- **What is expected**
Leave out the pictures and retype everything else in the records below exactly.

- **Data shown**
:::
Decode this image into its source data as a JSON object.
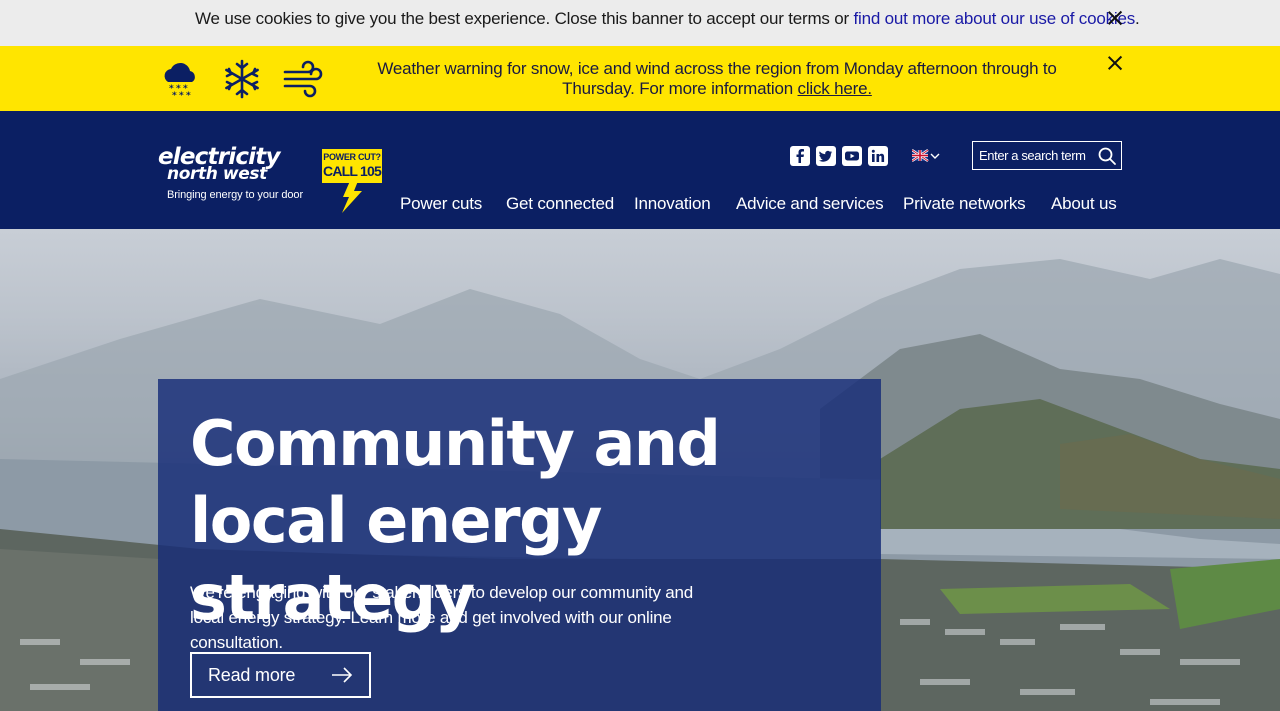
{
  "cookie_banner": {
    "text": "We use cookies to give you the best experience. Close this banner to accept our terms or ",
    "link": "find out more about our use of cookies",
    "end": "."
  },
  "weather_warning": {
    "text": "Weather warning for snow, ice and wind across the region from Monday afternoon through to Thursday. For more information ",
    "link": "click here."
  },
  "header": {
    "logo": {
      "line1": "electricity",
      "line2": "north west",
      "tagline": "Bringing energy to your door"
    },
    "power_cut": {
      "line1": "POWER CUT?",
      "line2": "CALL 105"
    },
    "search": {
      "placeholder": "Enter a search term"
    },
    "nav": [
      "Power cuts",
      "Get connected",
      "Innovation",
      "Advice and services",
      "Private networks",
      "About us"
    ]
  },
  "hero": {
    "title": "Community and local energy strategy",
    "description": "We're engaging with our stakeholders to develop our community and local energy strategy. Learn more and get involved with our online consultation.",
    "cta": "Read more"
  },
  "colors": {
    "brand_navy": "#0b1f63",
    "warning_yellow": "#ffe500",
    "cookie_bg": "#ececec"
  }
}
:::
- **Output below**
Decode this image into its source data as a JSON object.
{
  "cookie_banner": {
    "text": "We use cookies to give you the best experience. Close this banner to accept our terms or ",
    "link": "find out more about our use of cookies",
    "end": "."
  },
  "weather_warning": {
    "text": "Weather warning for snow, ice and wind across the region from Monday afternoon through to Thursday. For more information ",
    "link": "click here."
  },
  "header": {
    "logo": {
      "line1": "electricity",
      "line2": "north west",
      "tagline": "Bringing energy to your door"
    },
    "power_cut": {
      "line1": "POWER CUT?",
      "line2": "CALL 105"
    },
    "search": {
      "placeholder": "Enter a search term"
    },
    "nav": [
      "Power cuts",
      "Get connected",
      "Innovation",
      "Advice and services",
      "Private networks",
      "About us"
    ]
  },
  "hero": {
    "title": "Community and local energy strategy",
    "description": "We're engaging with our stakeholders to develop our community and local energy strategy. Learn more and get involved with our online consultation.",
    "cta": "Read more"
  },
  "colors": {
    "brand_navy": "#0b1f63",
    "warning_yellow": "#ffe500",
    "cookie_bg": "#ececec"
  }
}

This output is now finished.